Gold weakens on global cues and lackustre demand
Mumbai-India (July 2) Gold prices dropped to more than three-months lows at the domestic bullion market here today on consistent selling by stockist and weak local buying interest following bearish global cues.
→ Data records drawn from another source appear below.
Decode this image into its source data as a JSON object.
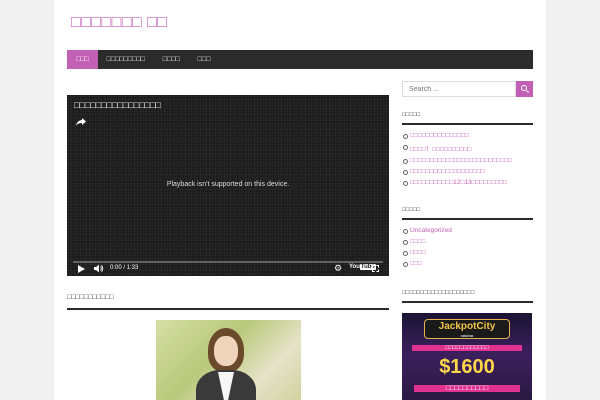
{
  "site": {
    "title": "□□□□□□□ □□"
  },
  "nav": {
    "items": [
      {
        "label": "□□□",
        "active": true
      },
      {
        "label": "□□□□□□□□□",
        "active": false
      },
      {
        "label": "□□□□",
        "active": false
      },
      {
        "label": "□□□",
        "active": false
      }
    ]
  },
  "video": {
    "title": "□□□□□□□□□□□□□□□□",
    "message": "Playback isn't supported on this device.",
    "time": "0:00 / 1:33",
    "youtube_label": "You",
    "youtube_label_box": "Tube"
  },
  "post": {
    "heading": "□□□□□□□□□□□"
  },
  "search": {
    "placeholder": "Search ..."
  },
  "widgets": {
    "recent": {
      "title": "□□□□□",
      "items": [
        "□□□□□□□□□□□□□□□",
        "□□□□！□□□□□□□□□□",
        "□□□□□□□□□□□□□□□□□□□□□□□□□□",
        "□□□□□□□□□□□□□□□□□□□",
        "□□□□□□□□□□□12□13□□□□□□□□□"
      ]
    },
    "categories": {
      "title": "□□□□□",
      "items": [
        "Uncategorized",
        "□□□□",
        "□□□□",
        "□□□"
      ]
    },
    "ad": {
      "title": "□□□□□□□□□□□□□□□□□□□□",
      "logo": "JackpotCity",
      "logo_sub": "casino",
      "tagline": "□□□□□□□□□□□□",
      "amount": "$1600",
      "bonus": "□□□□□□□□□□"
    }
  },
  "colors": {
    "accent": "#c45fb6",
    "nav_bg": "#2b2b2b"
  }
}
Gold had touched Rs 26,080 last on March 23.
Silver too dipped owing to heavy speculative unwinding amid reduced industrial offtake.
Standard gold (99.5 purity) slumped by Rs 215 to close at Rs 26,080 per 10 grams from Wednesday’s closing level of Rs 26,295.
Pure gold (99.9 purity) also fell by a similar margin to end at Rs 26,230 per 10 grams from Rs 26,445.
Silver (.999 fineness) dipped by Rs 225 to finish at Rs 36,005 per kg compared to Rs 36,230 previously.
On the global front, Gold fell to a four-week low in early trade today, extending losses into a third straight session due to a strong dollar ahead of US jobs data that could support expectations of the Federal Reserve lifting interest rates soon.
Spot gold slid to $1,159.60 an ounce, its lowest since March 18, and was trading 0.7 percent down at $1,161.06 by 1155 GMT.
It has lost about 1 percent in the previous two sessions.
The dollar hit a three-week high against a basket of major currencies, supported by strong U.S.
private employment data on Wednesday and weakness in the euro after Greece defaulted on a loan repayment to the International Monetary Fund.
With US markets closed on Friday for the July 4 Independence Day holiday, monthly non-farm payrolls data will be issued a day earlier than usual, along with durable goods numbers.
A stronger US currency makes dollar-denominated gold more expensive for foreign investors.
“Positive news from the US economy will support the view the Fed will hike rates in September,” Danske Bank senior analyst Jens Pedersen said.
“And given that a September hike is still not priced in by the market, it could certainly weigh on gold.” More encouraging data could prompt the Fed to raise rates sooner rather than later, hurting demand for non-yielding bullion.
Gold prices have been hamstrung by the prospect of higher US interest rates this year, which would increase the opportunity cost of holding the metal.